Nearly every time a major storm hits St. Petersburg, flooding ensues, submerging streets and creating safety hazards, but new funding will help city officials to better manage the strained stormwater systems.
The city was recently notified that the Florida Department of Environmental Protection’s Office of Resilience and Coastal Protection intends to provide the significant funds, according to an announcement this week.
The majority of the funds, which the city expects to receive by next year, will be used to mitigate stormwater flooding at Lake Maggiore in the Salt Creek Basin.
“Lake Maggiore has one of the areas in St. Pete with the lowest elevation, which makes it susceptible to flooding, storm surge and a high possibility of property damage,” Claude Tankersley, public works administrator, told the St. Pete Catalyst. “In that area, we also have MLK (Dr. Martin Luther King Jr. Street), a main critical access route for South St. Pete. There’s a significant number of hospitals and a fire department on MLK – we have a lot of critical infrastructure we need to keep safe.”
Tankersley explained that it takes years to conceptualize a project, request funding and go through an approval and review process before work can commence. This is the first major project identified as part of the city’s 20-year stormwater master plan.
The team requested the $20 million-plus funds a year ago for the projects. When pursuing grants, the submitted documentation includes St. Pete’s success in winning and utilizing public funding to back its projects, highlighting a positive track record.

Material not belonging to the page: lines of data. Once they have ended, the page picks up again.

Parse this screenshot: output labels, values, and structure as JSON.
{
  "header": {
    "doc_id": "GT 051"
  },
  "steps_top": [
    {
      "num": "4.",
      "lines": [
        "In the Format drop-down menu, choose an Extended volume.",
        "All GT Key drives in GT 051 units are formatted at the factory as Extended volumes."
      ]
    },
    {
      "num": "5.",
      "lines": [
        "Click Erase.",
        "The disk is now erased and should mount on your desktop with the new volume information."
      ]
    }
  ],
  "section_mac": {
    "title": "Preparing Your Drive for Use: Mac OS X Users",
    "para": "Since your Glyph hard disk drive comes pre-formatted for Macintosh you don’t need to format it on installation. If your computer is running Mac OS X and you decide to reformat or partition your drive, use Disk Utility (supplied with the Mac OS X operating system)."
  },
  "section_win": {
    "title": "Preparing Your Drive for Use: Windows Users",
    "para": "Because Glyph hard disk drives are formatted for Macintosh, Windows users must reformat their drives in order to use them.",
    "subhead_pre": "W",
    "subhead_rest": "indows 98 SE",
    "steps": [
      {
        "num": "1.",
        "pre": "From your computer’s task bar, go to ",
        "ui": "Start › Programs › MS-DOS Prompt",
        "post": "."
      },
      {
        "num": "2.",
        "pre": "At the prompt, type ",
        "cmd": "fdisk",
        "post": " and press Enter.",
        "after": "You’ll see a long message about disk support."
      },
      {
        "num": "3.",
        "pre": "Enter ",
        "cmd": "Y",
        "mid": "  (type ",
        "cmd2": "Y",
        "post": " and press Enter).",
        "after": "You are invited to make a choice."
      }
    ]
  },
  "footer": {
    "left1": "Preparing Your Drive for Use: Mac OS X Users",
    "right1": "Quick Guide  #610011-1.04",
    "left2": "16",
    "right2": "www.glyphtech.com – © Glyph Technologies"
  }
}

“We have an intentional focus on partnerships and seeking grant opportunities. These Resilient Florida Program funds will enable the city to make necessary infrastructure improvements that will mitigate flooding and increase utility service reliability,” St. Petersburg Mayor Ken Welch said in a prepared statement. “Investing in improvements that upgrade aging infrastructure is a top priority for my administration. These types of opportunities help to strengthen St. Pete’s framework and systems.”
Tankersley said the public works team meets weekly with internal staff and outside consultants to seek out available competitive grant funding from the state, federal and non-profit agencies.

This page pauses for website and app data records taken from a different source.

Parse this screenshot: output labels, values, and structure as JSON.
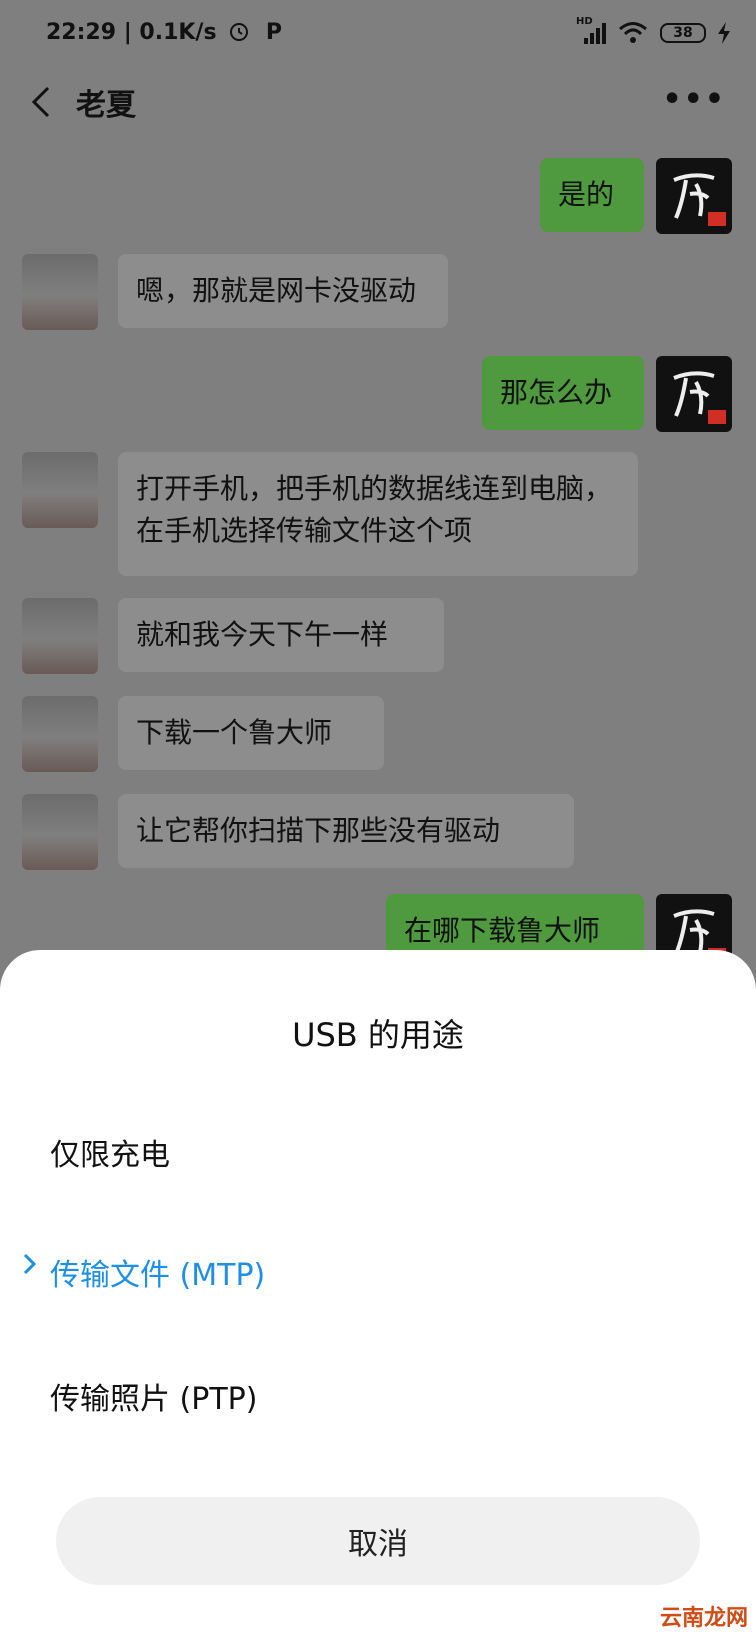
{
  "status_bar": {
    "time": "22:29",
    "net_speed": "| 0.1K/s",
    "hd": "HD",
    "battery": "38"
  },
  "header": {
    "title": "老夏",
    "more": "•••"
  },
  "messages": [
    {
      "side": "right",
      "text": "是的"
    },
    {
      "side": "left",
      "text": "嗯，那就是网卡没驱动"
    },
    {
      "side": "right",
      "text": "那怎么办"
    },
    {
      "side": "left",
      "text": "打开手机，把手机的数据线连到电脑，在手机选择传输文件这个项"
    },
    {
      "side": "left",
      "text": "就和我今天下午一样"
    },
    {
      "side": "left",
      "text": "下载一个鲁大师"
    },
    {
      "side": "left",
      "text": "让它帮你扫描下那些没有驱动"
    },
    {
      "side": "right",
      "text": "在哪下载鲁大师"
    }
  ],
  "usb_sheet": {
    "title": "USB 的用途",
    "options": [
      {
        "label": "仅限充电",
        "selected": false
      },
      {
        "label": "传输文件 (MTP)",
        "selected": true
      },
      {
        "label": "传输照片 (PTP)",
        "selected": false
      }
    ],
    "cancel_label": "取消"
  },
  "watermark": "云南龙网",
  "colors": {
    "accent": "#1e8ee6",
    "bubble_right": "#4f9a3e"
  }
}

The Lake Maggiore stormwater mitigation effort would require the largest chunk of the funding – $11.575 million. The remainder of the funding will go towards improving the Salt Creek Outfall Pump Station and replacing the maintenance buildings at the Southwest and Northeast water reclamation facilities. The needed upgrades will increase service reliability and safety during hurricanes and other major weather events.
“With rainfall patterns and climate change, we anticipate the need to make the buildings more resilient to stormwater flooding and higher winds, reducing the possibility of our wastewater plants failing during storms,” Tankersley said.
The public works department has an annual budget of $16 million designated for localized stormwater management projects. Since 2015, the city has invested more than $280 million to repair aging infrastructure and increase resiliency for the future.
“We are increasing the budget to $30 to $35 million. It can take five to 10 years to do a project, so we need to identify the needed funding and permitting – that’s why we have a 20-year plan,” Tankersley said.
The department receives funding through utility rates. St. Petersburg’s recommended fiscal year 2024 budget includes several proposed rate increases, most notably, a 15% stormwater fee hike.
“We adjust the stormwater and utility rates annually and know this is challenging for residents. We started to focus on increasing the rates in 2016, anticipating we would have this master stormwater plan and slowly raise the rates to move forward on projects,” Tankersley said. “With this large grant, it will help us become less aggressive on raising the rates [slowing the rate increases].”
Earlier this year, the city received over $3.5 million in state and federal funding to dredge Bartlett Lake, which will mitigate flooding risks to surrounding neighborhoods. The project, which hasn’t started yet, promises to bolster resiliency to sea level rise and climate change for Bartlett Park residents.